The input START

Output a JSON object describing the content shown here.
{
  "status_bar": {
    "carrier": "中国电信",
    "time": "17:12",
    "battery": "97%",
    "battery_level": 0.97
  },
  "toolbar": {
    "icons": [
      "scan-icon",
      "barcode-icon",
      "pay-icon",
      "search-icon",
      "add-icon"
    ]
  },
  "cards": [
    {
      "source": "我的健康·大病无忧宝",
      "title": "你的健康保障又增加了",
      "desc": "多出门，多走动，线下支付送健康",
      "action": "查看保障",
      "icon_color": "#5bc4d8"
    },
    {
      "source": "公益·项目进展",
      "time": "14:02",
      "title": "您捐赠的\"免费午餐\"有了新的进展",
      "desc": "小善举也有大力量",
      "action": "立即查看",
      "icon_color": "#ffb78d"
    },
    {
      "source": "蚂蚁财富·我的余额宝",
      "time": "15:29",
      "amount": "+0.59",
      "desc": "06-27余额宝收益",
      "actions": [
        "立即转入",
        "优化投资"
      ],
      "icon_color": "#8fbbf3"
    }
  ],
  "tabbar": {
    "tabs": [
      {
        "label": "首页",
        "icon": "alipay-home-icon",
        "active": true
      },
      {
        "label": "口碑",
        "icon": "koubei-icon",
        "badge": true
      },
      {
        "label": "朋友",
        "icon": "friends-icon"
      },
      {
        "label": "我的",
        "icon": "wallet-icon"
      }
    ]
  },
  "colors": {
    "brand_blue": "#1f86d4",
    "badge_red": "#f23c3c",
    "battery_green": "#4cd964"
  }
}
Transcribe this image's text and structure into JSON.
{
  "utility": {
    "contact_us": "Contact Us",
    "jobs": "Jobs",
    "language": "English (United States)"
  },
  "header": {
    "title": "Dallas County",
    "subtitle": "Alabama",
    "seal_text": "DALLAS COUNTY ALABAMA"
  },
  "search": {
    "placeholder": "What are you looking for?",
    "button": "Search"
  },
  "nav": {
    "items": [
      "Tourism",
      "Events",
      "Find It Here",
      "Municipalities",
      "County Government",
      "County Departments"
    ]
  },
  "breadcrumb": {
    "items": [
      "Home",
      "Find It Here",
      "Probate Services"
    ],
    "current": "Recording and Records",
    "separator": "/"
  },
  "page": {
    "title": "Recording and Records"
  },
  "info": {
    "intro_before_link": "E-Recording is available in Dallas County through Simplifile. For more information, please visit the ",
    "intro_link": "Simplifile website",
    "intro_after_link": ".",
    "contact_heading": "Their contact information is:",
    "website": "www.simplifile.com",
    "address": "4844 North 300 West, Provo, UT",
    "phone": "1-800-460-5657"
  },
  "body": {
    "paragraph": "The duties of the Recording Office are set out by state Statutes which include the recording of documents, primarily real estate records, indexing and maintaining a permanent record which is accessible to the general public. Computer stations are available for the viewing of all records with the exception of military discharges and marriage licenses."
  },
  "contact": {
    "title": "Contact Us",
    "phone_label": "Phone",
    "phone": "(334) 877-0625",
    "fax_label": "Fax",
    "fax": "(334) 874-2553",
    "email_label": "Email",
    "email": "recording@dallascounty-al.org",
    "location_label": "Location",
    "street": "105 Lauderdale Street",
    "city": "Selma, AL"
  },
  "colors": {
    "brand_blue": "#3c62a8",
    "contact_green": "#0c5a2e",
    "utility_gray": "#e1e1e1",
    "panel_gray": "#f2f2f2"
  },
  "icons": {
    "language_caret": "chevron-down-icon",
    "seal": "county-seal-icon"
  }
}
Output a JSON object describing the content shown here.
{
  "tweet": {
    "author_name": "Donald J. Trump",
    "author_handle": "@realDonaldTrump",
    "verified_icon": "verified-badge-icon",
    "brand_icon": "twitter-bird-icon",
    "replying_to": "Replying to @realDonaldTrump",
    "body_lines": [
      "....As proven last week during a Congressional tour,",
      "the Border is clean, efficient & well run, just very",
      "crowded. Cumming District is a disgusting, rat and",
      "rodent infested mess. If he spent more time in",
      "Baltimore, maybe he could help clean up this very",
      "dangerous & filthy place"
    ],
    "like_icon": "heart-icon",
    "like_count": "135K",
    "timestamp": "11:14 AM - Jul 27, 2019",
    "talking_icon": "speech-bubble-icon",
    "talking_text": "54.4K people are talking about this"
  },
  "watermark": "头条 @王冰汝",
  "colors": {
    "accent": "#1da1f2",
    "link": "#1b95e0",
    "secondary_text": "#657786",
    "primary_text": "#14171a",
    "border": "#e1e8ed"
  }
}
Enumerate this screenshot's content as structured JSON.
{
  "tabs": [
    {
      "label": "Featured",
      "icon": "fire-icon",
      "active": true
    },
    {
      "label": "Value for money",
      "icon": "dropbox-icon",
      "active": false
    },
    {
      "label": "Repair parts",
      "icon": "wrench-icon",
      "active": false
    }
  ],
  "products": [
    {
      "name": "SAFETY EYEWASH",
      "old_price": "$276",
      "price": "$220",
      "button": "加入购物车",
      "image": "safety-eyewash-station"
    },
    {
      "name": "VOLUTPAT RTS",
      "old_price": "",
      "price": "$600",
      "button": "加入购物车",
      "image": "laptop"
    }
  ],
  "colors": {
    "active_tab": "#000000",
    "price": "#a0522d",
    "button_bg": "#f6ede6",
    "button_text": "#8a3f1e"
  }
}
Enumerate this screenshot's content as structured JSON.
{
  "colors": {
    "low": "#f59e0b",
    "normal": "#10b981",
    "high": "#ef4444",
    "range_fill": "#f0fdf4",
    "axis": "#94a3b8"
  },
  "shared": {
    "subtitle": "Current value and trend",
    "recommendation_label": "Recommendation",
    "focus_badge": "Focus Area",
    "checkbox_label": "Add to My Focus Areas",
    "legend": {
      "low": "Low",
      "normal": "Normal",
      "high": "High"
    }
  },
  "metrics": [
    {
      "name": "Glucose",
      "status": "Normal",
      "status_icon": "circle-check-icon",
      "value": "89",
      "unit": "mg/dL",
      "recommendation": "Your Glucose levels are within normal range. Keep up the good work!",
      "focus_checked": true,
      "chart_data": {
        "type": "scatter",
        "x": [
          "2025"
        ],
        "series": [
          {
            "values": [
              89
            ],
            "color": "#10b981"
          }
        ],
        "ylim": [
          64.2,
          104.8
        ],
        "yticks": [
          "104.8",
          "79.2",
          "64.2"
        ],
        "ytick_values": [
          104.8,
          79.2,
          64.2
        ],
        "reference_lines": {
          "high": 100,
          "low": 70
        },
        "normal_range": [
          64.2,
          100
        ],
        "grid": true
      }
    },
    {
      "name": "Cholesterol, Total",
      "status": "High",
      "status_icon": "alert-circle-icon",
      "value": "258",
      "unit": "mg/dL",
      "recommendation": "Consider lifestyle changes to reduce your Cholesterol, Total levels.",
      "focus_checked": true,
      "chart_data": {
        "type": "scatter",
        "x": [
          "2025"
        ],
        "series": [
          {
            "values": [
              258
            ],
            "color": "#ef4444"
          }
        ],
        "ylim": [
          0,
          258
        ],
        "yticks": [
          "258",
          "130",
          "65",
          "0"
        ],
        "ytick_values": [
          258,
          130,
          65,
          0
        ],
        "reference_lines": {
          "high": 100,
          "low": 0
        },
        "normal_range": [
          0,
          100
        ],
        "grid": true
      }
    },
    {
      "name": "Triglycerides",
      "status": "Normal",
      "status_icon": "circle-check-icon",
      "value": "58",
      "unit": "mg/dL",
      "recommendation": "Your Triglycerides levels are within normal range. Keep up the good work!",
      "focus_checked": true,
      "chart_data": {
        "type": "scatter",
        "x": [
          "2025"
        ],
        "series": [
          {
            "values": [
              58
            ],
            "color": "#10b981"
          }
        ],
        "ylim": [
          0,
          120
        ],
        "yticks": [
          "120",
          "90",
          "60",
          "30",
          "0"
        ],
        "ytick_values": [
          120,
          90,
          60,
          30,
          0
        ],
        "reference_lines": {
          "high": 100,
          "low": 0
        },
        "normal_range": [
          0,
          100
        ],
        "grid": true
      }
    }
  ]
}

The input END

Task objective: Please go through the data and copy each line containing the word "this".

Output of the exercise:
Transcribe this image's text and structure into JSON.
      "Baltimore, maybe he could help clean up this very",
    "talking_text": "54.4K people are talking about this"
Enumerate this screenshot's content as structured JSON.
Enumerate this screenshot's content as structured JSON.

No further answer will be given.